In the 3rd Century, Rabbis Composed the Text That Would Become the Basis of the Talmud. Why?

Around the year 200 CE, Rabbi Judah, the head of the Sanhedrin or rabbinic high court, compiled a vast number of rabbinic teachings into a work known as the Mishnah. The Talmud, composed centuries later, is structured as a commentary on this text. As Shaye Cohen explains in conversation with J.J. Kimche, the Mishnah lacks any sort of introduction, is impenetrable to anyone not already familiar with the rudiments of Jewish law, and cannot be understood as history, theology, or even as a legal code. Cohen discusses what can be known about this work, and why it was without precedent in the history of Judaism. (Audio, 68 minutes.)

Listen to “12. The Mishnah | Dr. Shaye J.D. Cohen” on Spreaker.

Read more at Podcast of Jewish Ideas

More about: ancient Judaism, Jewish history, Mishnah

An American Withdrawal from Iraq Would Hand Another Victory to Iran

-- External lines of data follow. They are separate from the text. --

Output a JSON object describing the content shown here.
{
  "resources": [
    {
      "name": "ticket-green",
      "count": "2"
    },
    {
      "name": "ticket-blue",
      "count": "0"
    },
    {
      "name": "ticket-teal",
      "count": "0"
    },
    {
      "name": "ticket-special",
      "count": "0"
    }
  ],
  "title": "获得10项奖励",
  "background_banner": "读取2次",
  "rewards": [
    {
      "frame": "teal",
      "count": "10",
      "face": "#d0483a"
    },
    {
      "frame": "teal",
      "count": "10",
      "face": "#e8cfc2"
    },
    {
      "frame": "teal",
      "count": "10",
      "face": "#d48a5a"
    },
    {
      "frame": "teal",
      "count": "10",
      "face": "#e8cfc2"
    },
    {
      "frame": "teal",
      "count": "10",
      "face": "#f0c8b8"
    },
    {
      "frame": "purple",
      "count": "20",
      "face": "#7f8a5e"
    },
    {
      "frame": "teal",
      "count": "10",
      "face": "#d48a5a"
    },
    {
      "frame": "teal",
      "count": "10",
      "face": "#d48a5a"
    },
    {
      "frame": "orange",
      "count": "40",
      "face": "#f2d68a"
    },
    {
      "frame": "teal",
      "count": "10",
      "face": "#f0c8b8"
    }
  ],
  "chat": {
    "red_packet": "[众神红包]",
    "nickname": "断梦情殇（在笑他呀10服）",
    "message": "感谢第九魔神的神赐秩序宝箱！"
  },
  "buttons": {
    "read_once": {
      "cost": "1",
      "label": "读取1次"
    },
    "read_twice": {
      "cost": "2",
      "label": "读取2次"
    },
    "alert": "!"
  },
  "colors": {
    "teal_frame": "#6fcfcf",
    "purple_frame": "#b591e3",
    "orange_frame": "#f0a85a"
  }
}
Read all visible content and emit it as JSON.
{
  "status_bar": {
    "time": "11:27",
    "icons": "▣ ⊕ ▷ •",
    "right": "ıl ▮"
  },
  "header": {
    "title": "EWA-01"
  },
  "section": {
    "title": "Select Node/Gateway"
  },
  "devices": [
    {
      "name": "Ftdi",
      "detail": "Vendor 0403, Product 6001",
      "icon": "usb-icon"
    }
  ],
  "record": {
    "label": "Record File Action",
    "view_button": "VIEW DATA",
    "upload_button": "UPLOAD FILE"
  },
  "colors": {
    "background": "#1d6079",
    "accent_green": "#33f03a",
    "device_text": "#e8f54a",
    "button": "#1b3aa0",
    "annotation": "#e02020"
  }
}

Since October 7, the powerful network of Iran-backed militias in Iraq have carried out 120 attacks on U.S. forces stationed in the country. In the previous year, there were dozens of such attacks. The recent escalation has led some in the U.S. to press for the withdrawal of these forces, whose stated purpose in the country is to stamp out the remnants of Islamic State and to prevent the group’s resurgence. William Roberts explains why doing so would be a mistake:

American withdrawal from Iraq would cement Iran’s influence and jeopardize our substantial investment into the stabilization of Iraq and the wider region, threatening U.S. national security. Critics of the U.S. military presence argue that [it] risks a regional escalation in the ongoing conflict between Israel and Iran. However, in the long term, the U.S. military has provided critical assistance to Iraq’s security forces while preventing the escalation of other regional conflicts, such as clashes between Turkey and Kurdish groups in northern Iraq and Syria.

Ultimately, the only path forward to preserve a democratic, pluralistic, and sovereign Iraq is through engagement with the international community, especially the United States. Resisting Iran’s takeover will require the U.S. to draw international attention to the democratic backsliding in the country and to be present and engage continuously with Iraqi civil society in military and non-military matters. Surrendering Iraq to Iran’s agents would not only squander our substantial investment in Iraq’s stability; it would greatly increase Iran’s capability to threaten American interests in the Levant through its influence in Iraq, Syria, and Lebanon.

Read more at Providence

More about: Iran, Iraq, U.S. Foreign policy